11034273_1604354533131646_1173706996907637149_nChris Cooper’s play Benched is a point of connection for the project partners, as it has been produced in Hungary, China and the UK, and also performed in Malta by partners in the Facing the Gap project. You can read here a report on the UK project based on Benched: 

From January to July 2015 The GAP Arts Project ran their first community drama project as part of The BENCHED Project. Benched, a monodrama written by Chris Cooper, tells the story of a young man who, whilst occupying a park bench, deconstructs and confronts the pressures of society, whilst looking after his sister’s baby who lays sleeping in a pram. The drama opens up questions of how present cultural, social and economic crises affect the everyday life of people, and how it can particularly affect those marginalised in society.

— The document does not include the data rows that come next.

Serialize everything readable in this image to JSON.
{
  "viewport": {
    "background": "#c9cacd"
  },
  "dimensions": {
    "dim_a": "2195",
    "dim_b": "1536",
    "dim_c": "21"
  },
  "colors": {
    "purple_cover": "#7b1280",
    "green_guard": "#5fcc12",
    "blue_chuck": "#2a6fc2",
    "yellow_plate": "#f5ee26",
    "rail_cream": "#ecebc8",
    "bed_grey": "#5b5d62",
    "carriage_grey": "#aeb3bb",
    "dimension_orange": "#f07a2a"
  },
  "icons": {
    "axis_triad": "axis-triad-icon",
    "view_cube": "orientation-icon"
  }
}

It was the first time GAP explicitly used concepts of site and object in their artistic work, for example, working with the audience before the play begins to create the site of the play. GAP would ask the audience about the state of the bench, how well it has been kept, what type of activities happen on the bench, who are the people who use it and more. This allowed the audiences to actively use their imagination to project their understandings, in this instance their understanding of public space, onto the drama and allow it to be acted upon.

Rehearsal-of-BENCHED-with-The-GAP-Arts-Project-2After touring the piece across several community venues and groups across Birmingham the project culminated at the end of July with a large discussion titled Drama, Justice and Democracy. The discussion was developed by the questions raised throughout the performances with speakers from a range of backgrounds booked, including playwrights, a barrister, councillors and more. Whilst a fruitful conversation ensued, it proved difficult to tangibly move towards a praxis that aims to re evaluate how drama is currently being used in mainstream theatre, however, this did not stop the appetite for continuing this process.

The BENCHED Project was directed by Arron Gill, and produced by Maria Angela Wells.

Bond on Gap


Edward Bond at the ‘Stop Acting’ event in Budapest, 2009, organised by Kerekasztal Színházi Nevelési Központ –

Edward Bond’s theory on drama has influenced the project partners greatly. Here is a short part from an interview recently recorded with Bond by Cao Xi, the creative director of Drama Rainbow.

Bond explains his concept of ‘gap':

…what I think about the gap is – there are two uses in a way. If I say reality exists because it’s in my mind, but obviously it’s really out there anyway. So there must be a gap between reality and that. And in that gap is me. I find myself in that gap. What I want to do in a drama is as it were to open that gap so you find yourself in it… YOU have to enter the gap. It has to be you.’

‘Culture is always saying there is no gap, because we have all the answers. You just have to trust authority because the pope can talk to God. Culture is saying there is no gap but it does this by taking over the gap. It is saying oh that’s the mystical and that’s the sublime. And you can go in the gap and meet God. But drama says I am sorry God I haven’t even got time for you there is this person’s need or suffering, bewildered or in danger. And that’s where I am going.’